faintest grounds, without a particle of real evidence. If a stranger happens to be near when a horse or cow is suddenly taken ill, he is certain to be charged with having caused the injury by " over- looking " the animal. In fact, the Western Islanders act as if they believed that a creature would never die or fall sick unless the untoward event were caused by witchcraft or the Evil Eye.

Not unnaturally it is the prettiest child and the best animal that is most likely to suffer from the envious glance of the Evil Eye. To avert this from a child, some article of dress must be at fault, such as a stocking or a coat turned inside out ; or some bright article of clothing must be worn to divert the first glance of the Evil Eye. Although stones with natural holes in them are sometimes strung up over the door of a house to avert evil influ- ences, it does not seem that the habit of wearing amulets to counteract the Evil Eye has penetrated into the Western Isles. The nearest approach to it is to wear round the neck a thread of variously coloured yarn over which an incantation has been said.
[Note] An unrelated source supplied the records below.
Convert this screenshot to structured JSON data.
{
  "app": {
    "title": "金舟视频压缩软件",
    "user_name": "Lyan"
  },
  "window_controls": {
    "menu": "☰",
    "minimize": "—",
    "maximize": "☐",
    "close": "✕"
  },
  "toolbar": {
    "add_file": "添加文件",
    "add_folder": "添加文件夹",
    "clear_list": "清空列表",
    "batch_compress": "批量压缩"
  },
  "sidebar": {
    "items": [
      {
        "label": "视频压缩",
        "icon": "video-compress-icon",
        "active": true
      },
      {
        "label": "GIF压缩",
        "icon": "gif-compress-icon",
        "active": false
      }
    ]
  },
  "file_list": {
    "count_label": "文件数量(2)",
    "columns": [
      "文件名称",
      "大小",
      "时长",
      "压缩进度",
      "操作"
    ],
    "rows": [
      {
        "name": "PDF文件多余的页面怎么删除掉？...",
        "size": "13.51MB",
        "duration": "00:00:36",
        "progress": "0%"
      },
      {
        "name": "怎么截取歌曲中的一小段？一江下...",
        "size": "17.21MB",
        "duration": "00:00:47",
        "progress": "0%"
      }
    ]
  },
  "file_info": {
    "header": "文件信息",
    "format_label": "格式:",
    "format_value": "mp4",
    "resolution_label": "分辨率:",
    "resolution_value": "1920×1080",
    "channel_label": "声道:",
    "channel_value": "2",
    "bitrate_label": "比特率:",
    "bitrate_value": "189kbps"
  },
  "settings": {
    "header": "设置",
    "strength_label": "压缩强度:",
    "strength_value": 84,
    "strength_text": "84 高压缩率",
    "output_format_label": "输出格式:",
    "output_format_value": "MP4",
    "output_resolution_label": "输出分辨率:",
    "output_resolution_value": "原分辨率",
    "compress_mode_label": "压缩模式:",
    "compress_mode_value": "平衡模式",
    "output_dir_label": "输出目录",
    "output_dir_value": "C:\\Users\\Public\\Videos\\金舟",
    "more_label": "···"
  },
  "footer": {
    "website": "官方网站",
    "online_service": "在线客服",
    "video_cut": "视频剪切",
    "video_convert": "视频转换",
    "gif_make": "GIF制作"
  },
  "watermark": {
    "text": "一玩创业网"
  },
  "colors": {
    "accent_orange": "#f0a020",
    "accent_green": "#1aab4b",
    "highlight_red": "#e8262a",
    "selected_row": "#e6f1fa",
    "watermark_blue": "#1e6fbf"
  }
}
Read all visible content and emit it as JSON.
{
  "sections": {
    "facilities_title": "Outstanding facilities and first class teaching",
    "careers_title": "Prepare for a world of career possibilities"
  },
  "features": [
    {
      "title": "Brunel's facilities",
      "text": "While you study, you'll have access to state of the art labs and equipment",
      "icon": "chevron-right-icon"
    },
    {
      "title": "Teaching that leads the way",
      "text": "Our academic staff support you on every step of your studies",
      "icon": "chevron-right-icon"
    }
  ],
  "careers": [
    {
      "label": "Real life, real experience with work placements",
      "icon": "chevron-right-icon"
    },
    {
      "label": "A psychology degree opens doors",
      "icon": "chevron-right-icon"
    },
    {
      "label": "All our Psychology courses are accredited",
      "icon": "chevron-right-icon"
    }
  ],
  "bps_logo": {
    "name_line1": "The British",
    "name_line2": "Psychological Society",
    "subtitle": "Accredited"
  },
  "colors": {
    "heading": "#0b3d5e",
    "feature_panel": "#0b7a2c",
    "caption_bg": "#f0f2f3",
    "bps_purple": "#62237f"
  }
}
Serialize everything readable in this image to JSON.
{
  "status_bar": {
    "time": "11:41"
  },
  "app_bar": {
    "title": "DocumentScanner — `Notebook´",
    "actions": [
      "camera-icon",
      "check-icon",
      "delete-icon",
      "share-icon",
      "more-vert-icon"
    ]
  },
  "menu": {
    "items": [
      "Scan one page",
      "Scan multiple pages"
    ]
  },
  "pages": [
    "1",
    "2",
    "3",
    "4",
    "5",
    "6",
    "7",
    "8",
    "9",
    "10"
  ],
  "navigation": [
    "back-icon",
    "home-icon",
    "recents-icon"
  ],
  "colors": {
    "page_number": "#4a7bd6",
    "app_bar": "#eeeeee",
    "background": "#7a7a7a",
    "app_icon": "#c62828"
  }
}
In Dr. Maclagan's opinion, belief in the power of the Evil Eye is an original tendency of the human mind and not a special development of any division of the human race. No doubt there is truth in this. But I think there is reason to believe that much of what is now attributed in Argyleshire to the effects of the Evil Eye was formerly attributed to magic operations and to witchcraft. In the south of Europe, where the belief is so prevalent, everyone that entertains it protects himself by wearing an amulet, and his horses by something gaudy on the harness. In the Western Highlands amulets seem to be unknown, and grown-up persons do not appear to protect themselves against the evil influence. Cows are sometimes protected by tying a sprig of rowan to the tail, by smearing the ears or horns with tar, by hanging a bit of rag above their heads, or by sprinkling them with urine. But none of these precautions seem specially adapted or invented to counteract the Evil Eye. They would be equally valid against any injurious influence. As Dr. Maclagan himself observes, all the remedies to remove the bad effects of the Evil Eye belong to witchcraft. For example, if a red woollen thread is tied round the tail of an " overlooked " cow it will recover. This operation is generally performed by or under the direction of a person with a knowledge of spells {eolas), and we may believe that formerly some spell or magic song was always repeated during the opera-